• _WORK TASK_:
Return the records exactly, with nothing added.

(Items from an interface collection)
************
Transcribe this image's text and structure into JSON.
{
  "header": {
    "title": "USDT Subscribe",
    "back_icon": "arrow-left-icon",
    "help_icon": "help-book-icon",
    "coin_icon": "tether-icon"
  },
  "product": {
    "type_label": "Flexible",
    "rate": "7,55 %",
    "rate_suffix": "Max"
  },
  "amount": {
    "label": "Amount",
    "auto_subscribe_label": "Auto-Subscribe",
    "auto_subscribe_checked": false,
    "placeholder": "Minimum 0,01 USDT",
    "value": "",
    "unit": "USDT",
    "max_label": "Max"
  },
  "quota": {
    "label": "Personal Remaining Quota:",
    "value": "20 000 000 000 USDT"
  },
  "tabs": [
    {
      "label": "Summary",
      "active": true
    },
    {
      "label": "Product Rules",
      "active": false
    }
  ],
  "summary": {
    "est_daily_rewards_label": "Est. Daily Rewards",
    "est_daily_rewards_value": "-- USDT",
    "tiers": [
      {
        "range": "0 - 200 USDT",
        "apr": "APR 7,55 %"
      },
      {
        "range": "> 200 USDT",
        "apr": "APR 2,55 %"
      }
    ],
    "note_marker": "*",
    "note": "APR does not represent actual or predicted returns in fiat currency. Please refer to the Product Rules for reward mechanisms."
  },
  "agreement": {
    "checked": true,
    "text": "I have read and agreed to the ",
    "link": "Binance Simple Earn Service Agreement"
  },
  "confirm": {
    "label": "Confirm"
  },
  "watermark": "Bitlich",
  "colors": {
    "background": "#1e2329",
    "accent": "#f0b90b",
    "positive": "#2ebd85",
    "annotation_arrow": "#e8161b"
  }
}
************
• _SOLUTION_:
Transcribe this image's text and structure into JSON.
{
  "header": {
    "title": "USDT Subscribe",
    "back_icon": "arrow-left-icon",
    "help_icon": "help-book-icon",
    "coin_icon": "tether-icon"
  },
  "product": {
    "type_label": "Flexible",
    "rate": "7,55 %",
    "rate_suffix": "Max"
  },
  "amount": {
    "label": "Amount",
    "auto_subscribe_label": "Auto-Subscribe",
    "auto_subscribe_checked": false,
    "placeholder": "Minimum 0,01 USDT",
    "value": "",
    "unit": "USDT",
    "max_label": "Max"
  },
  "quota": {
    "label": "Personal Remaining Quota:",
    "value": "20 000 000 000 USDT"
  },
  "tabs": [
    {
      "label": "Summary",
      "active": true
    },
    {
      "label": "Product Rules",
      "active": false
    }
  ],
  "summary": {
    "est_daily_rewards_label": "Est. Daily Rewards",
    "est_daily_rewards_value": "-- USDT",
    "tiers": [
      {
        "range": "0 - 200 USDT",
        "apr": "APR 7,55 %"
      },
      {
        "range": "> 200 USDT",
        "apr": "APR 2,55 %"
      }
    ],
    "note_marker": "*",
    "note": "APR does not represent actual or predicted returns in fiat currency. Please refer to the Product Rules for reward mechanisms."
  },
  "agreement": {
    "checked": true,
    "text": "I have read and agreed to the ",
    "link": "Binance Simple Earn Service Agreement"
  },
  "confirm": {
    "label": "Confirm"
  },
  "watermark": "Bitlich",
  "colors": {
    "background": "#1e2329",
    "accent": "#f0b90b",
    "positive": "#2ebd85",
    "annotation_arrow": "#e8161b"
  }
}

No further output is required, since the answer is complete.